Obey the Establishment: Shepard Fairey's Subliminal Art Message

Shepard Fairey, the creator of the famous Obama "Hope" poster, made news recently with another piece of bizarre visual propaganda, this time denouncing America's habit of clinging to guns and religion.

He produced the poster last month in support of the failing anti-gun legislation, and most recently had it printed on hundreds of protest signs in anticipation of a massive anti-gun rally in Washington. From sympathetic Buzzfeed.com: "Artist Shepard Fairey will paper downtown D.C. Thursday with copies of a new work aimed at reigniting the push for gun control." Reality check: the advertised Occupy The NRA rally attracted only about 60 participants.

That the anti-NRA poster looks Orwellian is not a coincidence. Fairey probably believes he has a spiritual channel directly to George Orwell: after all, he had designed book covers for Penguin's Animal Farm and 1984, in addition to a series of nightmarish posters collectively titled Nineteeneightyfouria. His Orwellian connection, however, is very unflattering.
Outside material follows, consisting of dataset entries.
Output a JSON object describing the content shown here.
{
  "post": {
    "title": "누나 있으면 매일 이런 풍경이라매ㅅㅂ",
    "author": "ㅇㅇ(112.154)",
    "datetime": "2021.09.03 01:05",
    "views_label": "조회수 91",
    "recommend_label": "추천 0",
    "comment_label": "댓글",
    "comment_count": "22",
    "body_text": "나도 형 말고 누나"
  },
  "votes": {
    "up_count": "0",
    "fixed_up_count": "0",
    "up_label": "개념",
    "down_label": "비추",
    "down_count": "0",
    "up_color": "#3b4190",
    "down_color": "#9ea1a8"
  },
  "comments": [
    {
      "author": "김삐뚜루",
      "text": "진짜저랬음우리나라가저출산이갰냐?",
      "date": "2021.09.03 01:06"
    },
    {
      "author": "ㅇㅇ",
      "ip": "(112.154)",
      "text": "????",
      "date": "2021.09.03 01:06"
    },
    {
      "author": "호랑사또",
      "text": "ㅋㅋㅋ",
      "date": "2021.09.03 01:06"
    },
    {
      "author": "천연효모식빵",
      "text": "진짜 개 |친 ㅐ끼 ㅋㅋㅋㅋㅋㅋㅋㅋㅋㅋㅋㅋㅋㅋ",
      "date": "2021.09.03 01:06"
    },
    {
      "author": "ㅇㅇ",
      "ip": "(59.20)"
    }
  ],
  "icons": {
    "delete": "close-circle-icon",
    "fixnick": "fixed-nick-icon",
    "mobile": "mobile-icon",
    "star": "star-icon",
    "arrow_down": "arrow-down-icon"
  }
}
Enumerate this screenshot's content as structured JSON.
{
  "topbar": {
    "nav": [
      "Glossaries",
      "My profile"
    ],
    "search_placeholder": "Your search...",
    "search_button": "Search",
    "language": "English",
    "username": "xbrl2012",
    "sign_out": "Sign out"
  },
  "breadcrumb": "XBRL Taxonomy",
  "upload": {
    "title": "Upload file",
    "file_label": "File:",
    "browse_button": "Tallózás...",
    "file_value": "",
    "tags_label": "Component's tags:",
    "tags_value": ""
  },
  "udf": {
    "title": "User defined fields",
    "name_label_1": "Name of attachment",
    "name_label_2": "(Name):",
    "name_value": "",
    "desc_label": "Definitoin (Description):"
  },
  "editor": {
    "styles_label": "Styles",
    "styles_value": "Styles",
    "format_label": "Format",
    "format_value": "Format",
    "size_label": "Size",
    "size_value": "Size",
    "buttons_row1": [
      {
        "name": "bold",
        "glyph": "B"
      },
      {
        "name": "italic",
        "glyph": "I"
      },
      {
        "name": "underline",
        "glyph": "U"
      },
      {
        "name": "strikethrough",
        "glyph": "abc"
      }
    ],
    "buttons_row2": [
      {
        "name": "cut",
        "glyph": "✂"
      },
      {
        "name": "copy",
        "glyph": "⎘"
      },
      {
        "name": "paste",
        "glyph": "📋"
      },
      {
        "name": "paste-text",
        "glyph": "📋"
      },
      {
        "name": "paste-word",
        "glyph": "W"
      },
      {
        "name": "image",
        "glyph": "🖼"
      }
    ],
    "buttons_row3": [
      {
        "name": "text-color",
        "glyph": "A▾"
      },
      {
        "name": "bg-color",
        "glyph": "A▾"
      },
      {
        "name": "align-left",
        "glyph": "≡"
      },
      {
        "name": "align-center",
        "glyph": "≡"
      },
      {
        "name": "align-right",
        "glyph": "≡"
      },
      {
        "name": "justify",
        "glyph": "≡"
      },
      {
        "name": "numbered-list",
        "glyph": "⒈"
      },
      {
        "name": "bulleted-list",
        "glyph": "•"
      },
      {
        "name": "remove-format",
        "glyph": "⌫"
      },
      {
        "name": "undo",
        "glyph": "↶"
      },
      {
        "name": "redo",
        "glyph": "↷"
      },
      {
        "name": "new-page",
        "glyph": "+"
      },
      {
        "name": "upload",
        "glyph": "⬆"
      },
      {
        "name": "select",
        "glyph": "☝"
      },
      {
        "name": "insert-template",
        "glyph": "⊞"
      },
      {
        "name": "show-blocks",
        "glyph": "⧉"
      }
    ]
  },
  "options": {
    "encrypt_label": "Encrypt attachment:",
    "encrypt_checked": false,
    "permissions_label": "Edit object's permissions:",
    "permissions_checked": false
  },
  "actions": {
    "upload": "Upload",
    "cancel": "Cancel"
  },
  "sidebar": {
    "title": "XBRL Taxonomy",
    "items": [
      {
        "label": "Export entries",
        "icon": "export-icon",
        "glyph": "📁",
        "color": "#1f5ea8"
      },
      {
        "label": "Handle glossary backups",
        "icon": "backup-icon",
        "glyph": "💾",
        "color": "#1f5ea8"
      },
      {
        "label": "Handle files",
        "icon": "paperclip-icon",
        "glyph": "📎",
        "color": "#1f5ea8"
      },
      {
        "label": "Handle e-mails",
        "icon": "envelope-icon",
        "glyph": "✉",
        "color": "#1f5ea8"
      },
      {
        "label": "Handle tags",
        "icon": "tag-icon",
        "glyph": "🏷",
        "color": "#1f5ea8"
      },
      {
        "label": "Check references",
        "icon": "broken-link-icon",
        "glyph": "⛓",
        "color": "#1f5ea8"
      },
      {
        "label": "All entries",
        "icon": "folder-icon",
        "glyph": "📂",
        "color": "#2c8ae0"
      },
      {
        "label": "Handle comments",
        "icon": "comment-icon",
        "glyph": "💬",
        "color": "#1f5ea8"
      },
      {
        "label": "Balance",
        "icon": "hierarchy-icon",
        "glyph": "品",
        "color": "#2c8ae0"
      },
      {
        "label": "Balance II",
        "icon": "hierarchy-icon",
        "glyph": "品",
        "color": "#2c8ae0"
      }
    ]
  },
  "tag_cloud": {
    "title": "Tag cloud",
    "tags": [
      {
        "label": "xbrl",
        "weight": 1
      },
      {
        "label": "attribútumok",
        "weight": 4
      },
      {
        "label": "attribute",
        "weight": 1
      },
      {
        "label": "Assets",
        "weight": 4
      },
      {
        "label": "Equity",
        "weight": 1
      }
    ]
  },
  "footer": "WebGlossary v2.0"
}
Lacking the depth and, apparently, the slightest understanding of Orwell's actual message, Fairey rather channels some mind-numb Party functionary out of George Orwell's novel as he manufactures establishment propaganda that facilitates the takeover of the individual by the all-powerful state.

The gallery page gives this blurb about Nineteeneightyfouria, likely written from the artist's own words:

Shepard's artwork both scrutinizes and distorts the narrative of the modern American Dream. Commenting on underpinnings of what Shepard terms the 'capitalist machine', it aims to critique those who support blind nationalism and war. Fairey addresses monolithic institutional authority, the role of counter culture, and independent individuals who question the cultural paradigm.